Be natural and genuine
“Diversity is strength and difference is a teacher.” These are wise words from Emmy-award winning comedian Hannah Gadsbury’s Netflix special, “Nanette.” It’s a quote that has stuck with me because I’ve seen firsthand how inclusion can provide teachable moments in our everyday lives.
The simple matter is that someone’s identifying attributes should never be on display and broadcast as a criterion for their selection. If representation is a vital element to your brand, then it should be ingrained within it, without the pretense of an occasion.
Here’s what I mean.
Although I wasn’t part of their target demographics, Urban Decay’s “Pretty Different” campaign spoke volumes in of those ambassadors the brand partnered with for their effort.
Their “global citizens” included Lizzo, a proud black, body positive activist; Ezra MIller, a genderqueer film actor; Karol G, a Colombian Latin Grammy-award winning reggaeton artist; CL, dubbed the South Korean “Nicki Minaj” of K-Pop; and Joey King, an androgynous television actor.
In their own way, each supports the company’s anthem that “celebrates pure originality and the people who own their uniqueness.” Moreover, their mere individual presence in a beauty campaign showed that there is a space in an industry that has traditionally been the purveyor of rigid standards, for difference to shine and be treated respectfully, without feeling like tokenism.
Encourage a variety of opinions in each and every decision room

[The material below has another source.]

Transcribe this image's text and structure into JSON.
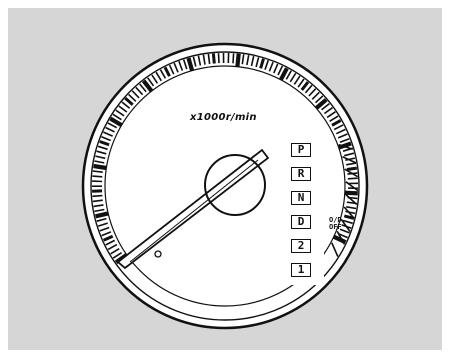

It seems like common sense, but many of the faux pas we catch when it comes to brands who’ve gotten it wrong could likely have been avoided if the decision room included multiple perspectives.
Minorities already know what it feels like to be “not normal,” “the outsider,” or “the other.” Our problems AND our joys are year-round, 365 days a year, 24 hours a day; and we have a significant perspective to offer, which can very likely help inform and support your next campaign.
It’s simple—include minorities. Include us in your conversations, and you’ll shift away from speaking to or at us, toward speaking with us. Brand advertising derives its power and reach from the shared stories and experiences it draws insight from, in order to respond to the cultural zeitgeist.
And that’s empowerment.
Because at the end of the day, every individual, regardless of race, gender or whatever else, craves belonging. We want to be seen, heard and understood every day, and not simply addressed to when it’s our sanctioned month or holiday. We want to, even expect, to feel a brand’s presence and active commitment consistently, year-round.